Action to support adequate safeguards to preserve the integrity of the ballot used in absentee voting and elections by mail, to insure fairness to all voters, and to minimize the opportunity for fraud.
Action to support voter registration by mail, utilizing proper safeguards.
The League of Women Voters of Hawaii believes that elections are public business and should be funded by public money to insure fairness. Paying for a special election may allow a private party to influence the timing of the election to its own advantage. Equally important, private funding may be perceived as conferring such an advantage, further undermining the public's faith in the integrity of the election process. Therefore, private funds to pay for elections should not be solicited or accepted.
The League of Women Voters of Hawaii supports safeguards in voting laws and procedures including the following:
- Procedures for handling mailed-in ballots must be secure and specified in detail by law to insure uniformity in each county.
- Absentee ballot applications should be mailed directly to the applicant by the office of the county clerk. They should be returned directly to the clerk's office. No intermediaries should be allowed.
- Signatures must be checked against the original registration.
- Attention should be focused on minimizing the opportunity for fraud.
- Regulations should not be so restrictive as to discourage voting.
The League of Women Voters of Hawaii supports registration by mail to increase accessibility to the electoral process. Mail registration should employ appropriate safeguards to minimize the opportunity for fraud.

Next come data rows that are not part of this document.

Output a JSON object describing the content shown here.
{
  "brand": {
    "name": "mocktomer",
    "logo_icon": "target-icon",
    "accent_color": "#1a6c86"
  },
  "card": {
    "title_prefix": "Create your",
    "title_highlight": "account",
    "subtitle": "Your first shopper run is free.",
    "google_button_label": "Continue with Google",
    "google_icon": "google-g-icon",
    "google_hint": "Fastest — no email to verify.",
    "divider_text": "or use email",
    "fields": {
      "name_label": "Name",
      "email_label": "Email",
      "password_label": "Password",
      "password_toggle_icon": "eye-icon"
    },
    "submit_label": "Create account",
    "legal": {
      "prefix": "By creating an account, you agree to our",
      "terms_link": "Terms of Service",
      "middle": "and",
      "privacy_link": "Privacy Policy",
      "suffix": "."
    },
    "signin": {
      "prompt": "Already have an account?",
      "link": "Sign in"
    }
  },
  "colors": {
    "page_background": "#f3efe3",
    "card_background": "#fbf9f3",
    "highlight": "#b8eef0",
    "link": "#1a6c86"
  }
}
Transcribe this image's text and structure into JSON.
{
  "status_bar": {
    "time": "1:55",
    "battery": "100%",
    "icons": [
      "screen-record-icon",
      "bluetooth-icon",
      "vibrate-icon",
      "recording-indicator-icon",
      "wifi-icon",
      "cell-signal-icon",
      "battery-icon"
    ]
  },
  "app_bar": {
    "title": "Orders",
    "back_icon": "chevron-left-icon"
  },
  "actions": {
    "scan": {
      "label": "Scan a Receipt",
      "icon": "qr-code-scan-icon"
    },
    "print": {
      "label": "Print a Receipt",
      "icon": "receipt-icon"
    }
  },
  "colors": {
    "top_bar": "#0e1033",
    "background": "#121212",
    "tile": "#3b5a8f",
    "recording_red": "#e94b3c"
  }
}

(Consensus, July 1986; January 1987)
The right of every citizen to vote is a basic League principle, so the laws governing elections are naturally a prime area of interest for the League. The first study adopted by the newly-formed League of Women Voters of Hawaii in 1966 was a Study of State Election Law Administration. It was completed and later dropped from the program because most positions had been achieved.
In 1984 a special election on an initiative measure in Kauai County focused much attention on several issues involving Hawaii's election laws. One was the question of whether private funds should be used to pay for public elections; another was absentee voting procedures and the handling of absentee ballots.
After rejecting a proposal to reach a position on funding through the concurrence process, the state board proposed to the 1985 state convention the adoption of a Study of Election Laws, to include issues relating to financing of elections, special elections, registration procedures, and absentee balloting procedures. Positions have been reached, but as yet no major action has been taken.
Election Laws Study: Part I: Who Should Pay for Special Elections? League of Women Voters of Hawaii, 1986
Election Laws Study: Part II: Absentee Voting - Elections by Mail - Registration by Mail. League of Women Voters of Hawaii, 1986